There are things one learns after 153 days watching the Legislature.
Well, technically not 153 days of watching, because there were big stretches of time in the 105-day regular session, the 30-day first special session and the 18-day second special session that there really was no Legislature to watch. Most of the honorables were gone home and the few leaders and budget negotiators were squirreled away from the prying eyes of the public. But even when they are gone, there were lessons to be learned. Such as:
It may be good to shake things up, but it's not necessarily efficient.
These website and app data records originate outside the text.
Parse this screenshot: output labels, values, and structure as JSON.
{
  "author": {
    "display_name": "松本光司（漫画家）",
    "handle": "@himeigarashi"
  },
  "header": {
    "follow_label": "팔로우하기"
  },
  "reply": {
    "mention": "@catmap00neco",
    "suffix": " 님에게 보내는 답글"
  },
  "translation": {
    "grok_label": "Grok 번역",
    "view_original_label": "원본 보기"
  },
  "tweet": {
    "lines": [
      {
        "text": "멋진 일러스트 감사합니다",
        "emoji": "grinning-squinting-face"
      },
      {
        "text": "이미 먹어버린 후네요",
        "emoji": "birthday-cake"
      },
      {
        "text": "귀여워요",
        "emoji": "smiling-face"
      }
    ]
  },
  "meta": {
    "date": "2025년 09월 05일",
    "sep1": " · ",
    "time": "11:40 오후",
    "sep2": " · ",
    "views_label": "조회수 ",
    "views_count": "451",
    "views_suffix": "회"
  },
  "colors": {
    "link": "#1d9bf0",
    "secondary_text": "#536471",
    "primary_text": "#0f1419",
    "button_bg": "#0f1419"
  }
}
When a coalition of Republicans and two Democrats wrested control of the Senate late last year, things obviously were going to be different from the past several years when Democrats controlled both houses and the governor’s office. Those differences were among the main reasons things took so long. It might be helpful to change the rules so that whichever party runs the show in each chamber in an odd-numbered year, which is when the main budget is written, the other party gets control in the short session of even-numbered year. The actual majorities would still control what comes out of committees and passes, but both sides would get regular practice at running things.
Help can come from unexpected places. Negotiations over the $33.6 billion operating budget reportedly improved after House Republicans – who are the Legislature’s enduring minority, sort of like the statehouse version of the Chicago Cubs – got involved. House Republican Leader Dan Kristiansen was described by several as an honest broker in the offers that went back and forth, and Rep. Gary Alexander, their longtime budget maven, was good with details.
Predictions about how long the Legislature will go are always wrong. Back in January, Senate leaders derided any suggestion that they would need more than the regular 105 days to get things done, a position they maintained until about the 101st day even though there was no agreement on a budget, and a budget takes several days to print, reconcile and pass. They were going to do the people’s business and go home on time. When the first special session started, House Democrats were the ones clamoring to hurry up, while the Senate majority said they’d stay as long as it took. In the last two weeks, Senate Majority Leader Rodney Tom and Gov. Jay Inslee both made predictions about how soon a budget deal could be completed and the second special session over.
A slavish devotion to consistency is . . . not a prerequisite for a legislator. Republicans of both houses are leery of the Affordable Care Act, better known as Obamacare. The state’s two-year operating budget relies on the expansion of Medicaid, via Obamacare, for about $300 million and a group of Senate Republicans tried Friday afternoon to cut that provision out of the bill, with well-rehearsed talking points in hand. That effort failed, but the 16 GOP senators who voted for the amendment to cut Obamacare out of the budget had voted for a Republican budget just a few weeks earlier that had that money in it. The reason: They couldn’t make the budget balance without it.
A tax hike is always a tax hike. Why isn’t a tax cut always a tax cut? Any reduction or elimination of a tax hike – some prefer to call them loophole – was derided as a tax increase even though the benefiting entity has been getting a break on taxes for some period of time. OK, but when the temporary taxes come off many service businesses and national beers, is anybody going to celebrate a tax cut? Sen. Andy Billig pointed out that the people who were the loudest defenders of tax preferences never acknowledged that some businesses and beer drinkers were getting a tax cut. (And don’t be surprised if the price of your favorite six-pack doesn’t change.)
The Legislature giveth and the Legislature taketh away. Especially where booze is concerned. In the same session that opened up more places to get a drink – theaters, grocery stores, farmers’ markets – cracked down on drunk driving. There were a few comments about the irony of this, but . . .
Irony is a byproduct of the legislative process. Everyone likes to make jokes that compare the making of legislation and sausage. On Friday there was an amendment to a list of tax exemptions about…sausage. It involves churches holding events like pancake feeds or sausage festivals to raise money. It didn’t pass, so that’s about all most people need to know about it, but the way the “sausage amendment” got added to the bill at the end of a morning committee meeting, then amended on the Senate floor, then pulled from the bill because folks in the House said “we never agreed to any sausage amendment” was the epitome of the old adage.